Business ByDesign was never presented as an option during Schaeffer Manufacturing's search, Gregerson said, adding that he didn't think SAP knew Schaeffer Manufacturing was even thinking about an on-demand solution.
"We're quite happy with [SAP] right now," said Mini Peris, vice president of marketing for NetSuite. "[SAP] is too much for a lot of the midsized companies that we target. There really is no Software as a Service offering for those companies."
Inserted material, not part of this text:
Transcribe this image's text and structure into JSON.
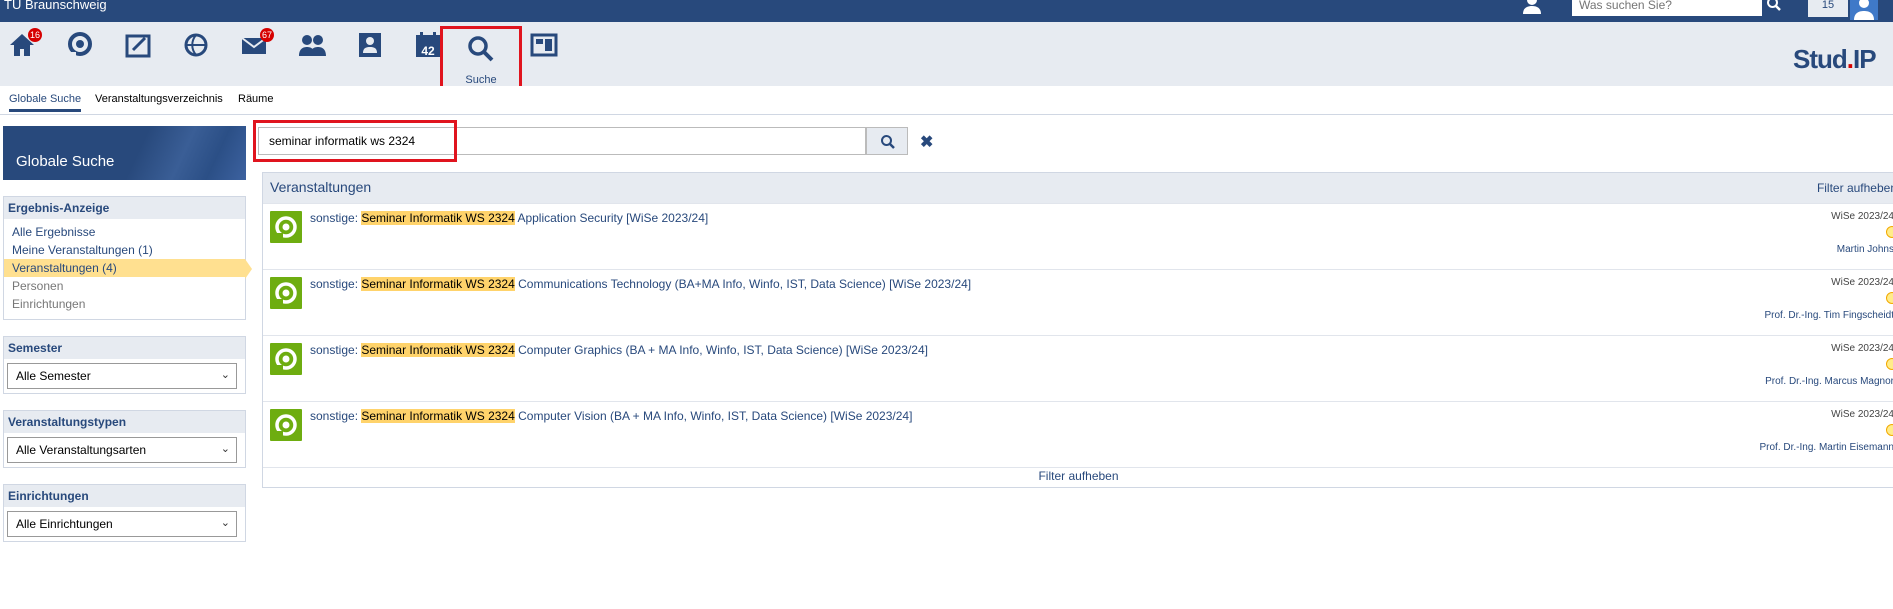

NetSuite may be winning more SaaS customers, but that doesn't seem to bother SAP. Its focus is on attracting more customers to its small and medium-sized enterprise (SME) suite, which includes Business ByDesign and SAP's two on-premise offerings, Business One and Business All-in-One.
SAP is still selling Business ByDesign and servicing 150 happy customers. Forty-five of those (30%) are manufacturers, according to Jeff Stiles, senior vice president of SME solution marketing. And Business ByDesign can do everything NetSuite for Manufacturers can, he said, though he acknowledged that it was a competitor in the SaaS market.
Stiles said SAP will continue to be guided by the philosophy that not every SMB wants an on-demand solution. Focusing on Business ByDesign at the expense of its on-premise SMB offerings (Business One and Business All-in-One) wouldn't make sense, according to SAP's market research, which shows that 10% to 15% of SMBs are considering on-demand. The rest are not.
As proof, Stiles pointed to the SMB customers SAP has won in the past year. SAP added 1,587 net new SMB customers last quarter, for a total of more than 35,000. That's 75% of SAP's total ERP customer base of almost 47,000.
"There's a varied interest in how the solutions are deployed. Some people are very interested in on-demand. Others are adamant about on-premise," Stiles said. "So we just can't say we're going to only go after on-demand. If we took a Software as a Service-only approach, we'd be missing a whole lot of the addressable market."
Or maybe -- as Bruce Richardson, chief research officer with Boston-based AMR Research, puts it -- the truth is that SAP doesn't really need Business ByDesign at all.
"SAP doesn't really need an on-demand product," Richardson said. "They could do very well just focusing on promoting Business One and All-in-One."
But Stiles said SAP is committed to Business ByDesign. Since September, Business ByDesign has added more functionality, specifically in manufacturing and professional services. The product release was scaled back because it needed to be absolutely right, he said. And SAP is aggressively trying to get Business ByDesign out absolutely right, even though they're still selling it.
"What we learned was we really are better serving the customers by moderating that and taking a more traditional approach," Stiles said. "We [have] to get the products absolutely right. There's a high expectation for SAP. It's about getting it right for the customer."
SAP may be right. Schaeffer Manufacturing said it has had problems with data migration since going live with NetSuite on May 1. But Gregerson thinks that in moving from a homegrown, legacy system to an out-of-the-box one, the same problems might have happened with anything the company purchased.
As for NetSuite, Peris said the software provides new functionality in assembly management, work orders, bill of materials and demand-based inventory replenishment.
"It's a customer-driven release," Peris said. "They're asking us to tackle more of this area. We do find ourselves being called into a lot of different fields. Companies are looking for something now."
Richardson said that for end users, it looks incredibly easy to use. It's got financials, CRM and e-commerce covered, and it brings in extensive dashboard capabilities. The companies most likely to use this are service firms, he said, not hard-core manufacturers.
"The most impressive part is the analytics," Richardson said.
As for pitting itself against SAP in the SaaS world, he said, it's more a clever marketing ploy on the part of NetSuite's CEO, Zach Nelson, than anything else.
"I think it's kind of a smart move," Richardson said. "There's lots of Software as a Service vendors out there. NetSuite would like you to think there are only two."